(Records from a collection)
═══
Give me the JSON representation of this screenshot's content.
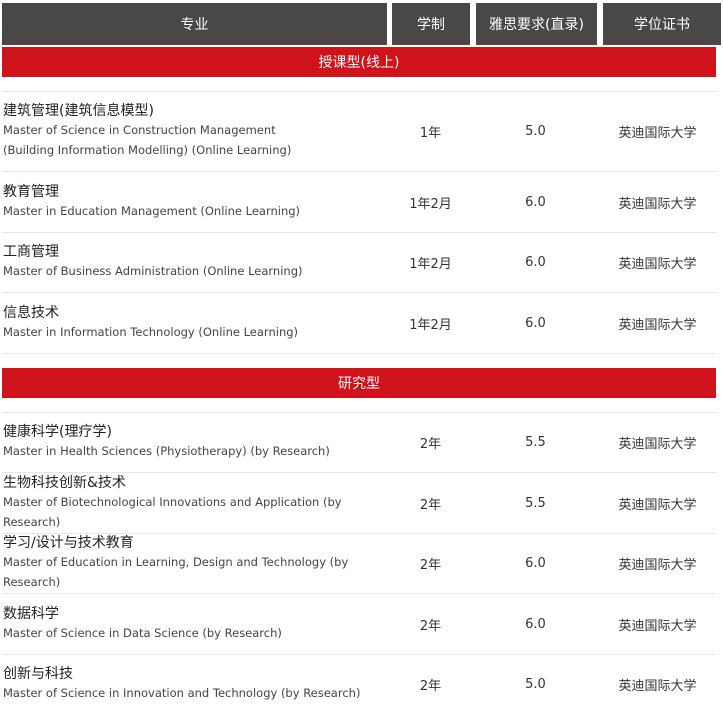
{
  "header": {
    "major": "专业",
    "duration": "学制",
    "ielts": "雅思要求(直录)",
    "certificate": "学位证书"
  },
  "sections": [
    {
      "title": "授课型(线上)",
      "rows": [
        {
          "zh": "建筑管理(建筑信息模型)",
          "en1": "Master of Science in Construction Management",
          "en2": "(Building Information Modelling) (Online Learning)",
          "duration": "1年",
          "ielts": "5.0",
          "certificate": "英迪国际大学"
        },
        {
          "zh": "教育管理",
          "en1": "Master in Education Management (Online Learning)",
          "duration": "1年2月",
          "ielts": "6.0",
          "certificate": "英迪国际大学"
        },
        {
          "zh": "工商管理",
          "en1": "Master of Business Administration (Online Learning)",
          "duration": "1年2月",
          "ielts": "6.0",
          "certificate": "英迪国际大学"
        },
        {
          "zh": "信息技术",
          "en1": "Master in Information Technology (Online Learning)",
          "duration": "1年2月",
          "ielts": "6.0",
          "certificate": "英迪国际大学"
        }
      ]
    },
    {
      "title": "研究型",
      "rows": [
        {
          "zh": "健康科学(理疗学)",
          "en1": "Master in Health Sciences (Physiotherapy) (by Research)",
          "duration": "2年",
          "ielts": "5.5",
          "certificate": "英迪国际大学"
        },
        {
          "zh": "生物科技创新&技术",
          "en1": "Master of Biotechnological Innovations and Application (by Research)",
          "duration": "2年",
          "ielts": "5.5",
          "certificate": "英迪国际大学"
        },
        {
          "zh": "学习/设计与技术教育",
          "en1": "Master of Education in Learning, Design and Technology (by Research)",
          "duration": "2年",
          "ielts": "6.0",
          "certificate": "英迪国际大学"
        },
        {
          "zh": "数据科学",
          "en1": "Master of Science in Data Science (by Research)",
          "duration": "2年",
          "ielts": "6.0",
          "certificate": "英迪国际大学"
        },
        {
          "zh": "创新与科技",
          "en1": "Master of Science in Innovation and Technology (by Research)",
          "duration": "2年",
          "ielts": "5.0",
          "certificate": "英迪国际大学"
        }
      ]
    }
  ],
  "colors": {
    "header_bg": "#4a4747",
    "section_bg": "#d0121b",
    "divider": "#e6e6e6"
  }
}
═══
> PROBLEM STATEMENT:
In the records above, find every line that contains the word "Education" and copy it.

> TASK RESPONSE:
          "en1": "Master in Education Management (Online Learning)",
          "en1": "Master of Education in Learning, Design and Technology (by Research)",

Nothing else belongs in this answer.